[Excerpts from a dataset]

◇ ◇ ◇ ◇

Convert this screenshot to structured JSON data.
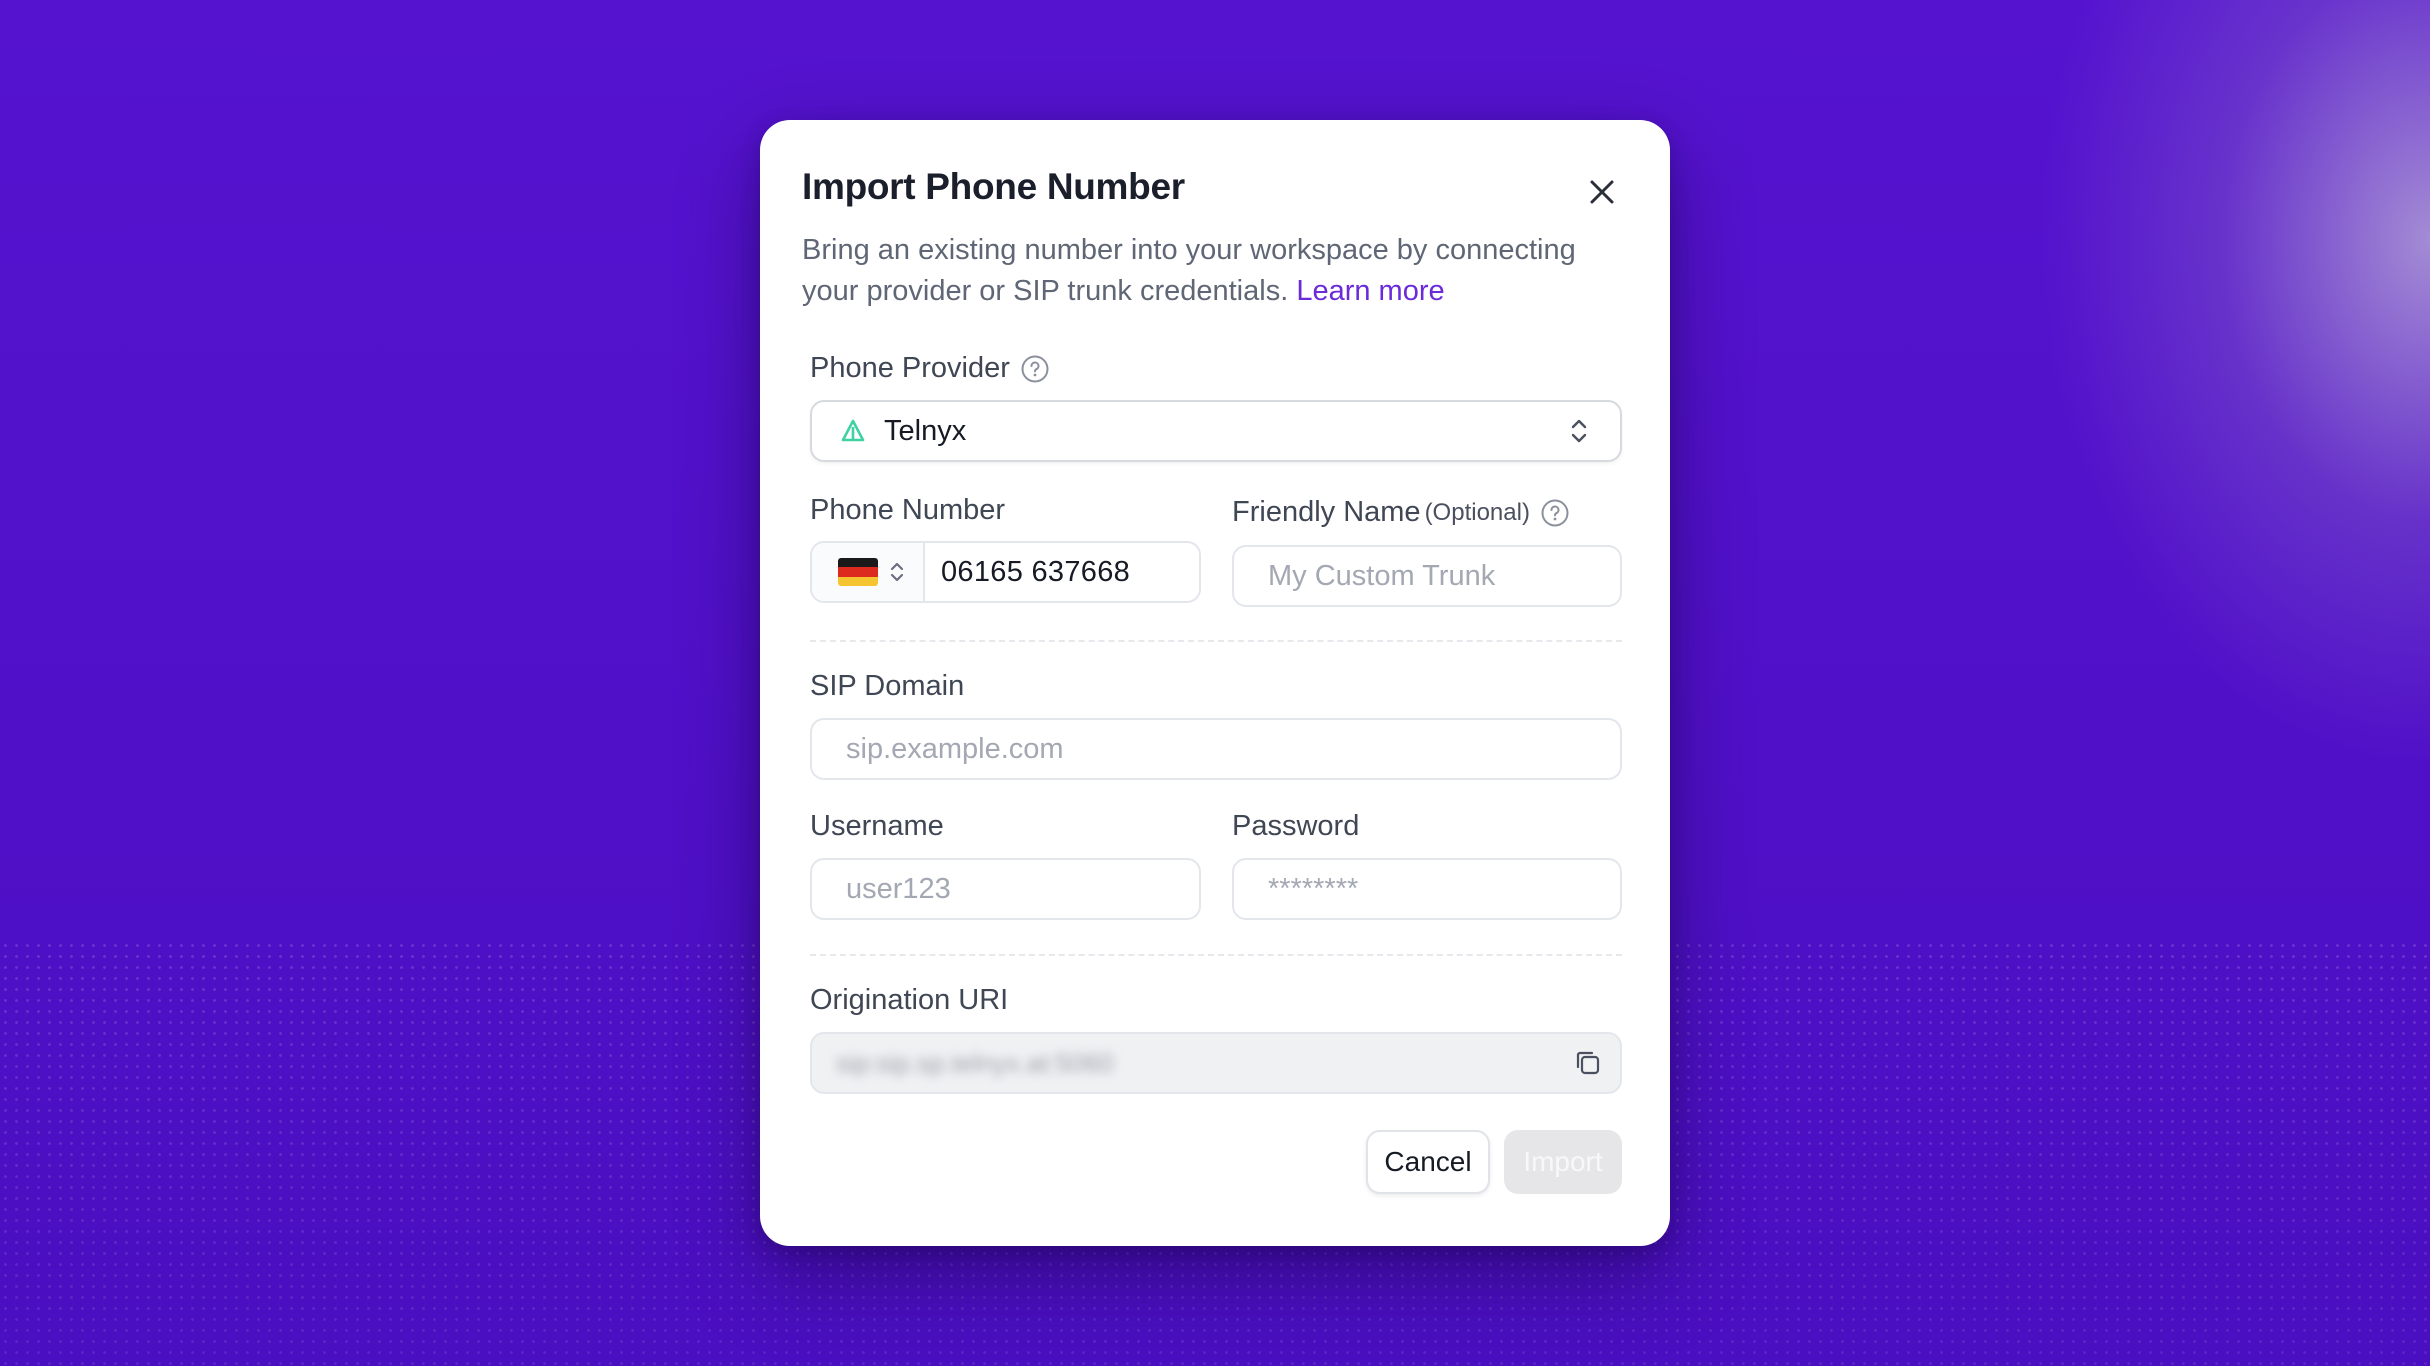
{
  "dialog": {
    "title": "Import Phone Number",
    "description": "Bring an existing number into your workspace by connecting your provider or SIP trunk credentials.",
    "learn_more": "Learn more"
  },
  "provider": {
    "label": "Phone Provider",
    "value": "Telnyx",
    "logo_icon": "telnyx-logo-icon",
    "accent": "#3fd1a2"
  },
  "phone_number": {
    "label": "Phone Number",
    "country_flag": "germany-flag-icon",
    "value": "06165 637668"
  },
  "friendly_name": {
    "label": "Friendly Name",
    "optional": "(Optional)",
    "placeholder": "My Custom Trunk"
  },
  "sip_domain": {
    "label": "SIP Domain",
    "placeholder": "sip.example.com"
  },
  "username": {
    "label": "Username",
    "placeholder": "user123"
  },
  "password": {
    "label": "Password",
    "placeholder": "********"
  },
  "origination_uri": {
    "label": "Origination URI",
    "value": "sip:sip.sp.telnyx.at:5060"
  },
  "actions": {
    "cancel": "Cancel",
    "import": "Import"
  },
  "colors": {
    "background": "#5312cc",
    "link": "#6b2bd9"
  }
}
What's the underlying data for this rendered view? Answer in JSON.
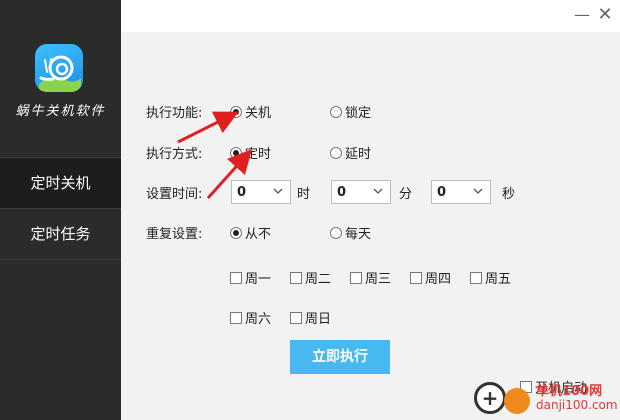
{
  "sidebar": {
    "app_name": "蜗牛关机软件",
    "items": [
      {
        "label": "定时关机"
      },
      {
        "label": "定时任务"
      }
    ]
  },
  "titlebar": {
    "min_glyph": "—",
    "close_glyph": "✕"
  },
  "form": {
    "function_label": "执行功能:",
    "function_options": [
      "关机",
      "锁定"
    ],
    "mode_label": "执行方式:",
    "mode_options": [
      "定时",
      "延时"
    ],
    "time_label": "设置时间:",
    "hour_value": "0",
    "hour_unit": "时",
    "minute_value": "0",
    "minute_unit": "分",
    "second_value": "0",
    "second_unit": "秒",
    "repeat_label": "重复设置:",
    "repeat_options": [
      "从不",
      "每天"
    ],
    "weekdays": [
      "周一",
      "周二",
      "周三",
      "周四",
      "周五",
      "周六",
      "周日"
    ]
  },
  "actions": {
    "execute_label": "立即执行",
    "autostart_label": "开机启动"
  },
  "watermark": {
    "text": "单机100网",
    "url": "danji100.com"
  },
  "colors": {
    "sidebar_bg": "#2b2b2b",
    "content_bg": "#f2f2f2",
    "button_bg": "#47b9f0",
    "arrow": "#e02020"
  }
}
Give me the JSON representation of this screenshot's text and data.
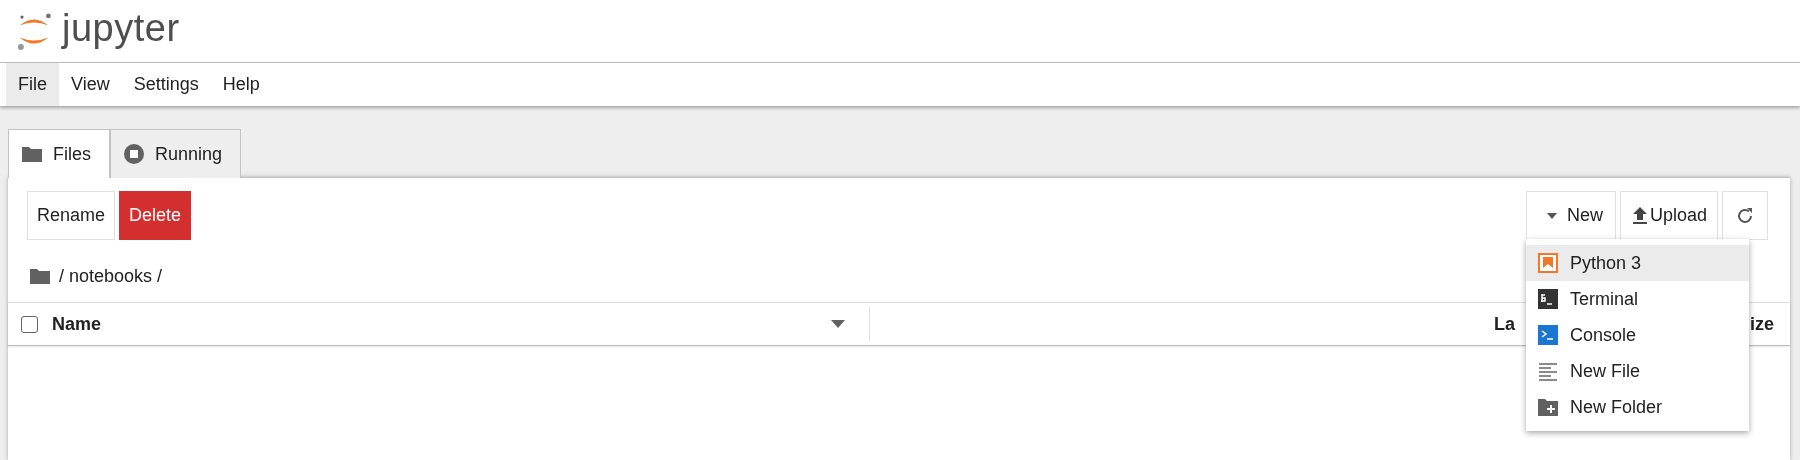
{
  "header": {
    "logo_text": "jupyter"
  },
  "menu_bar": [
    {
      "label": "File",
      "selected": true
    },
    {
      "label": "View",
      "selected": false
    },
    {
      "label": "Settings",
      "selected": false
    },
    {
      "label": "Help",
      "selected": false
    }
  ],
  "tabs": [
    {
      "label": "Files",
      "kind": "folder",
      "selected": true
    },
    {
      "label": "Running",
      "kind": "stop",
      "selected": false
    }
  ],
  "toolbar": {
    "left_buttons": [
      {
        "label": "Rename",
        "kind": "plain"
      },
      {
        "label": "Delete",
        "kind": "danger"
      }
    ],
    "new_button": "New",
    "upload_button": "Upload"
  },
  "breadcrumb": "/ notebooks /",
  "table": {
    "select_all_checked": false,
    "columns": [
      "Name",
      "La",
      "ize"
    ]
  },
  "new_menu": [
    {
      "label": "Python 3",
      "kind": "notebook",
      "selected": true
    },
    {
      "label": "Terminal",
      "kind": "terminal",
      "selected": false
    },
    {
      "label": "Console",
      "kind": "console",
      "selected": false
    },
    {
      "label": "New File",
      "kind": "file",
      "selected": false
    },
    {
      "label": "New Folder",
      "kind": "folder",
      "selected": false
    }
  ]
}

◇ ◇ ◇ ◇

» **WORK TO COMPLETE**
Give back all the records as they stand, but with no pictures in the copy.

» **YOUR RESPONSE**
Convert this screenshot to structured JSON data.
{
  "dialog": {
    "title": "Import Phone Number",
    "description": "Bring an existing number into your workspace by connecting your provider or SIP trunk credentials.",
    "learn_more": "Learn more"
  },
  "provider": {
    "label": "Phone Provider",
    "value": "Telnyx",
    "logo_icon": "telnyx-logo-icon",
    "accent": "#3fd1a2"
  },
  "phone_number": {
    "label": "Phone Number",
    "country_flag": "germany-flag-icon",
    "value": "06165 637668"
  },
  "friendly_name": {
    "label": "Friendly Name",
    "optional": "(Optional)",
    "placeholder": "My Custom Trunk"
  },
  "sip_domain": {
    "label": "SIP Domain",
    "placeholder": "sip.example.com"
  },
  "username": {
    "label": "Username",
    "placeholder": "user123"
  },
  "password": {
    "label": "Password",
    "placeholder": "********"
  },
  "origination_uri": {
    "label": "Origination URI",
    "value": "sip:sip.sp.telnyx.at:5060"
  },
  "actions": {
    "cancel": "Cancel",
    "import": "Import"
  },
  "colors": {
    "background": "#5312cc",
    "link": "#6b2bd9"
  }
}
What's the underlying data for this rendered view? Answer in JSON.
{
  "sidebar": {
    "app_name": "蜗牛关机软件",
    "items": [
      {
        "label": "定时关机"
      },
      {
        "label": "定时任务"
      }
    ]
  },
  "titlebar": {
    "min_glyph": "—",
    "close_glyph": "✕"
  },
  "form": {
    "function_label": "执行功能:",
    "function_options": [
      "关机",
      "锁定"
    ],
    "mode_label": "执行方式:",
    "mode_options": [
      "定时",
      "延时"
    ],
    "time_label": "设置时间:",
    "hour_value": "0",
    "hour_unit": "时",
    "minute_value": "0",
    "minute_unit": "分",
    "second_value": "0",
    "second_unit": "秒",
    "repeat_label": "重复设置:",
    "repeat_options": [
      "从不",
      "每天"
    ],
    "weekdays": [
      "周一",
      "周二",
      "周三",
      "周四",
      "周五",
      "周六",
      "周日"
    ]
  },
  "actions": {
    "execute_label": "立即执行",
    "autostart_label": "开机启动"
  },
  "watermark": {
    "text": "单机100网",
    "url": "danji100.com"
  },
  "colors": {
    "sidebar_bg": "#2b2b2b",
    "content_bg": "#f2f2f2",
    "button_bg": "#47b9f0",
    "arrow": "#e02020"
  }
}
Give me the JSON representation of this screenshot's text and data.
{
  "header": {
    "logo_text": "jupyter"
  },
  "menu_bar": [
    {
      "label": "File",
      "selected": true
    },
    {
      "label": "View",
      "selected": false
    },
    {
      "label": "Settings",
      "selected": false
    },
    {
      "label": "Help",
      "selected": false
    }
  ],
  "tabs": [
    {
      "label": "Files",
      "kind": "folder",
      "selected": true
    },
    {
      "label": "Running",
      "kind": "stop",
      "selected": false
    }
  ],
  "toolbar": {
    "left_buttons": [
      {
        "label": "Rename",
        "kind": "plain"
      },
      {
        "label": "Delete",
        "kind": "danger"
      }
    ],
    "new_button": "New",
    "upload_button": "Upload"
  },
  "breadcrumb": "/ notebooks /",
  "table": {
    "select_all_checked": false,
    "columns": [
      "Name",
      "La",
      "ize"
    ]
  },
  "new_menu": [
    {
      "label": "Python 3",
      "kind": "notebook",
      "selected": true
    },
    {
      "label": "Terminal",
      "kind": "terminal",
      "selected": false
    },
    {
      "label": "Console",
      "kind": "console",
      "selected": false
    },
    {
      "label": "New File",
      "kind": "file",
      "selected": false
    },
    {
      "label": "New Folder",
      "kind": "folder",
      "selected": false
    }
  ]
}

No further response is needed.